Easy Pickin's Orchard

46 Bailey Road
860-763-3276

Family Farm History

In 1951, Francis ("Red") and Linda Kelliher bought a farm on Bailey Road in Enfield. The property they purchased consisted of 50 acres of land, a farmhouse, and outbuildings. There were also 20-25 apple trees that had been planted in the 1930's. For the first two years, they raised tobacco on the land while Red worked at a Ford tractor dealer. When he landed a job at Kaman Helicopter, farming took a back seat. The land was rented out to local farmers, who grew potatoes, corn and tobacco.

When the farm was first purchased, the original apple trees were over-grown by brush. Red set about clearing the brush from the trees and tending them. Around 1964, he began planting more trees - about 200 on 2 acres. The apples from these trees were sold at Linda's parent's farm on Elm Street, the site of the Enfield Square today. In between the farming and aircraft work, Red and Linda raised five children - Dianne, Mark, James (Jamie), Brian and Kristine.

In 1978, Jamie and Brian wanted to plant some apple trees of their own. Jamie cleared a half acre of land, and the following year the two boys cleared another half acre. They planted McIntosh, Red Delicious and Macoun as semi-standard trees trained to the modified central leader system. This was when Brian first began to learn the finer points of training trees, identifying diseases and pests. 

In 1978, Brian entered college majoring in horticulture. During the last few years of college, he grew vegetables at his parents' farm to sell in area farmer's markets. Upon his graduation from UConn with Bachelor's degrees in both Horticulture and English literature, he went back to farming his parents' land. His primary crops were corn and apples, with other vegetables to round out his selection. In 1985, Brian was hired as Orchard Manager for Pine Brook Orchard, a pick-your-own operation in Colchester, CT. At Pine Brook, Brian learned the 4-wire trellis system (espalier). This method allows a far greater tree density and higher yields. When Pine Brook was sold in 1988, Brian came home to Enfield and the whole family began to help build the town's first pick-your-own orchard on the family farm. 

An irrigation well was drilled in 1989, and the pipes were laid. The tree planting began in 1990, with dwarf apple trees, peaches and the nursery and autumn saw the installation of the first section of trellis to support the 1,500 apple trees that comprise "Block I". The following year, a half acre of raspberries was added.

An electrified fence was completed in 1991, encircling the orchard with seven strands of wire placed at an angle to deter deer from feasting on the crops. More rootstocks were added to the nursery in 1991, and that summer was spent grafting trees as well. The fall of 1991 saw the start of planting in the back part of the orchard "Block II" which continued through 1995.

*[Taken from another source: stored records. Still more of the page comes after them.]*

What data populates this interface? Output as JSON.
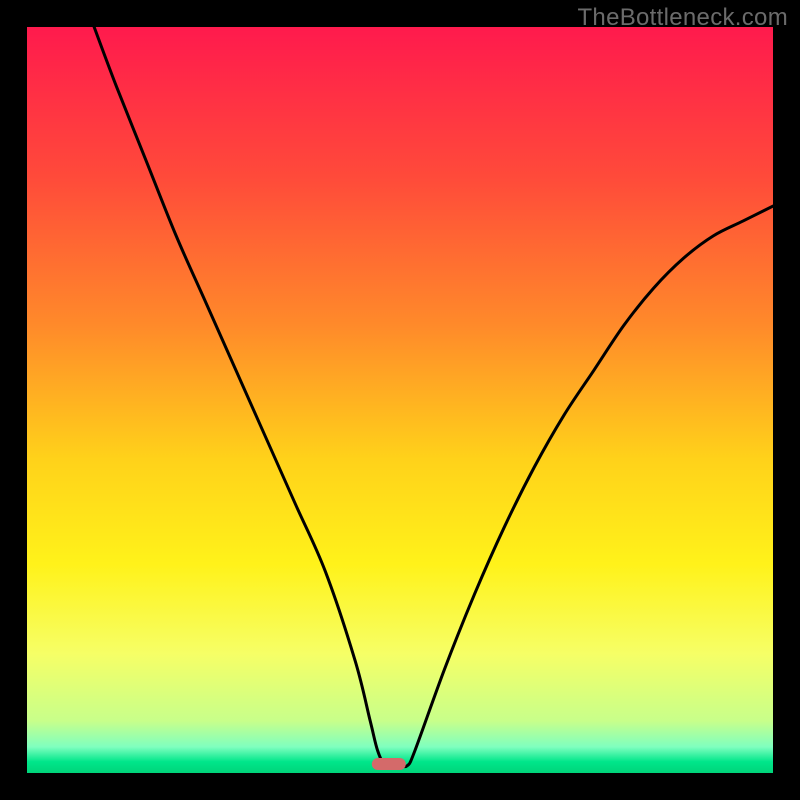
{
  "watermark": "TheBottleneck.com",
  "chart_data": {
    "type": "line",
    "title": "",
    "xlabel": "",
    "ylabel": "",
    "xlim": [
      0,
      100
    ],
    "ylim": [
      0,
      100
    ],
    "grid": false,
    "legend": false,
    "series": [
      {
        "name": "curve",
        "x": [
          9,
          12,
          16,
          20,
          24,
          28,
          32,
          36,
          40,
          44,
          46,
          47,
          48,
          49,
          50,
          51,
          52,
          56,
          60,
          64,
          68,
          72,
          76,
          80,
          84,
          88,
          92,
          96,
          100
        ],
        "values": [
          100,
          92,
          82,
          72,
          63,
          54,
          45,
          36,
          27,
          15,
          7,
          3,
          1,
          1,
          1,
          1,
          3,
          14,
          24,
          33,
          41,
          48,
          54,
          60,
          65,
          69,
          72,
          74,
          76
        ]
      }
    ],
    "marker": {
      "x": 48.5,
      "y": 1.2,
      "shape": "pill",
      "color": "#d46a6a"
    },
    "background_gradient": {
      "direction": "vertical",
      "stops": [
        {
          "pos": 0.0,
          "color": "#ff1a4d"
        },
        {
          "pos": 0.2,
          "color": "#ff4a3a"
        },
        {
          "pos": 0.4,
          "color": "#ff8a2a"
        },
        {
          "pos": 0.58,
          "color": "#ffd21a"
        },
        {
          "pos": 0.72,
          "color": "#fff21a"
        },
        {
          "pos": 0.84,
          "color": "#f6ff66"
        },
        {
          "pos": 0.93,
          "color": "#c8ff8a"
        },
        {
          "pos": 0.965,
          "color": "#7fffbf"
        },
        {
          "pos": 0.985,
          "color": "#00e68a"
        },
        {
          "pos": 1.0,
          "color": "#00d47a"
        }
      ]
    }
  }
}
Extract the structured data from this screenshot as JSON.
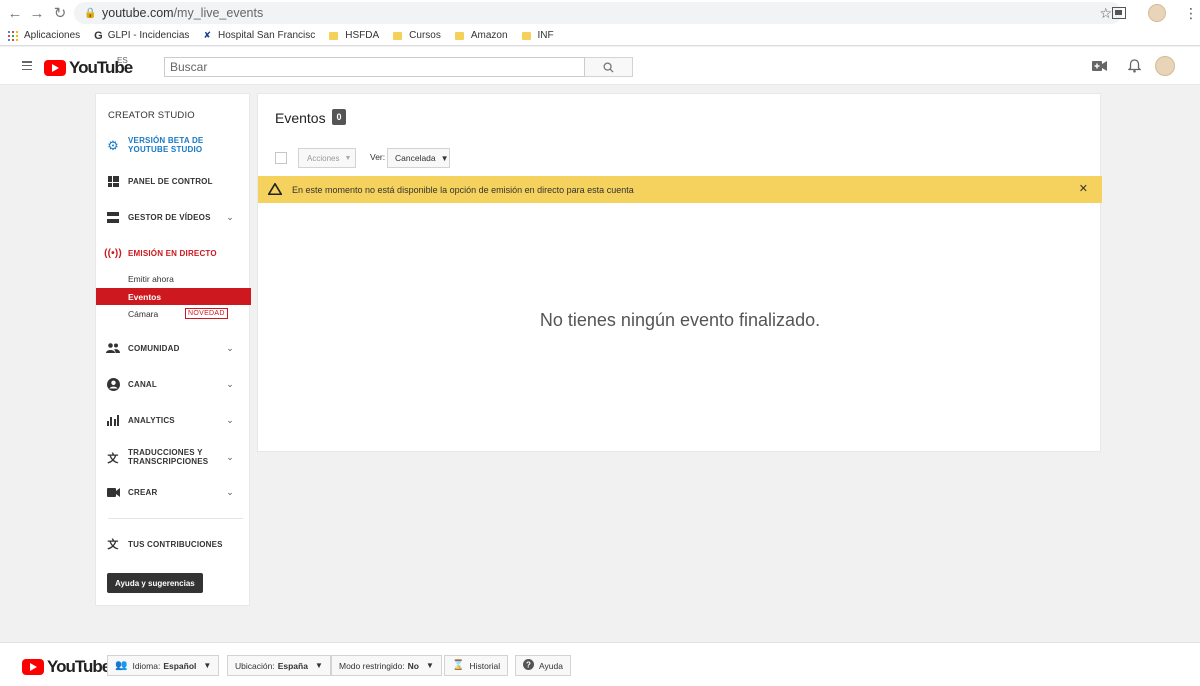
{
  "browser": {
    "url_host": "youtube.com",
    "url_path": "/my_live_events",
    "bookmarks": [
      "Aplicaciones",
      "GLPI - Incidencias",
      "Hospital San Francisc",
      "HSFDA",
      "Cursos",
      "Amazon",
      "INF"
    ]
  },
  "header": {
    "logo_text": "YouTube",
    "country": "ES",
    "search_placeholder": "Buscar"
  },
  "sidebar": {
    "title": "CREATOR STUDIO",
    "beta_line1": "VERSIÓN BETA DE",
    "beta_line2": "YOUTUBE STUDIO",
    "panel": "PANEL DE CONTROL",
    "gestor": "GESTOR DE VÍDEOS",
    "emision": "EMISIÓN EN DIRECTO",
    "sub_emitir": "Emitir ahora",
    "sub_eventos": "Eventos",
    "sub_camara": "Cámara",
    "badge_novedad": "NOVEDAD",
    "comunidad": "COMUNIDAD",
    "canal": "CANAL",
    "analytics": "ANALYTICS",
    "traducciones_line1": "TRADUCCIONES Y",
    "traducciones_line2": "TRANSCRIPCIONES",
    "crear": "CREAR",
    "contribuciones": "TUS CONTRIBUCIONES",
    "help": "Ayuda y sugerencias"
  },
  "main": {
    "title": "Eventos",
    "count": "0",
    "acciones": "Acciones",
    "ver_label": "Ver:",
    "ver_value": "Cancelada",
    "warning": "En este momento no está disponible la opción de emisión en directo para esta cuenta",
    "empty": "No tienes ningún evento finalizado."
  },
  "footer": {
    "logo_text": "YouTube",
    "idioma_label": "Idioma:",
    "idioma_value": "Español",
    "ubicacion_label": "Ubicación:",
    "ubicacion_value": "España",
    "modo_label": "Modo restringido:",
    "modo_value": "No",
    "historial": "Historial",
    "ayuda": "Ayuda"
  },
  "colors": {
    "brand_red": "#ff0000",
    "active_red": "#cc181e",
    "link_blue": "#167ac6",
    "warning_yellow": "#f5d25d"
  }
}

In the fall of 1992, Easy Pickin's Orchard was ready to open to the public for the first time. It was time to see if all the hard work would pay off. We opened our gates the third week of August, with an old kitchen table under a market umbrella in the field. For our first year, we offered pick-your-own apples, peaches and raspberries.

1993 brought a bumper crop of peaches, and an even greater yield of apples than the year before. More people heard about Easy Pickin's Orchard, and came out to see what we were all about. We started advertising in local papers, and the customers came.

Since then, we've worked hard to increase and expand our offerings to you. We've added pick-your-own vegetables, flowers, herbs, plums, Asian pears, and Blueberries. There will be wagon rides and school tours, entertainment and education. Bring your family to Easy Pickin's Orchard for farm fun!



Reviews

Dave Sacerdote

Rating:
Wednesday, Nov. 1, 2017
Pick-your-own orchard featuring (in season) blueberries, raspberries, and apples. BUT: they also have fields of pick-your-own herbs and veggies! Friendly staff will answer your questions and help you figure out how much you should pick so you don't get carried away. There's nothing fresher than veggies right off the plant, and this is the place to get it. Of course, there are also ready-picked products to choose from, all picked that morning. Note that the fields are considered food production areas, and because of that, no dogs are allowed in the orchards or vegetable fields.

Laurie Cariseo

Rating:
Monday, Feb. 12, 2018
So friendly and knowledgeable about all the varieties of vegetables and fruit they grow. Great for young and old see how things grow

Stephanie Kimberly

Rating:
Wednesday, Sep. 13, 2017
Very cute! They had lots of options for fruits, veggies, herbs and flowers for picking. Only 4 stars since they are cash only. It was a little limiting. We picked Apple's and they were great! I loved the variety

Henry Lanouette

Rating:
Tuesday, Oct. 24, 2017
Great local farm and orchard with untold varieties of apples that you can pick yourself. Also some other farm goods available for purchase. Very friendly, accessible and fun!

N Heaven

Rating:
Wednesday, Sep. 6, 2017
Great place! Variety of fruits and veggies to pick from and they tasted fresh. Great thing to do with the whole entire family.